- Additional Plants: native plants, trees
- Crop Production: agroforestry, forestry, intercropping
- Education and Training: demonstration, extension, workshop
- Energy: bioenergy and biofuels
- Farm Business Management: budgets/cost and returns
- Production Systems: agroecosystems
- Soil Management: soil analysis, nutrient mineralization, soil chemistry, organic matter, soil quality/health
Switchgrass and cottonwood cropping systems are able to provide a substantial amount of bioenergy feedstock when grown on marginal soils in the Lower Mississippi Alluvial Valley. However, establishment technologies associated with these crops will need to be refined to reduce the risk of establishment failures and improve their economic viability. The quality of the bioenergy feedstock produced by the cottonwood was slightly better than that by switchgrass. Establishing these bioenergy crops produces important ecosystem services valued by society. If a monetary value were associated with these ecosystem services, growing these cottonwood or switchgrass bioenergy crops may become more feasible.
Project objectives:div style="margin-left:1em;">
The objectives of this project are to:
1. quantify biomass production, potential bioenergy (ethanol, syndiesel, etc.) yields, and economics of agroforest systems with a variety of cottonwood and switchgrass compositions.
2. quantify ecosystem services (carbon sequestration, nitrogen retention, wildlife habitat, and biodiversity) provided by agroforest systems with a variety of relative cottonwood and switchgrass compositions.

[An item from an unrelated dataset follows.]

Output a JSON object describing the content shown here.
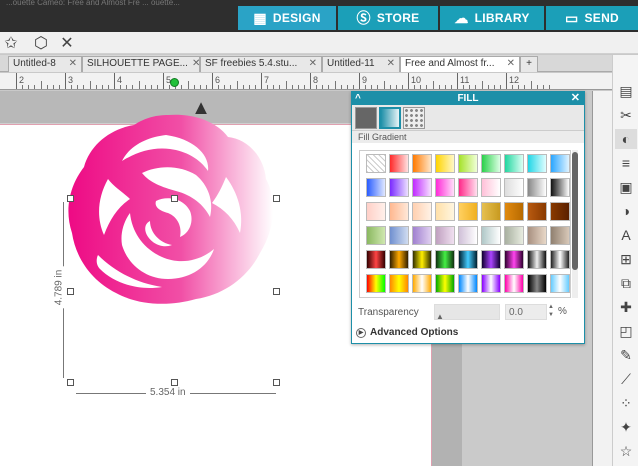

3. provide information to farmers, bioenergy industry professionals, county agents, natural resource managers, and regional public officials on the production potential, financial viability, and ecological impacts of cottonwood/switchgrass agroforest biofeedstock systems; demonstrate establishment, harvesting, and bioenergy conversion technologies appropriate to these agroforest systems; and establish a stakeholder research and outreach steering committee to direct current and future project activities concerning these cropping systems.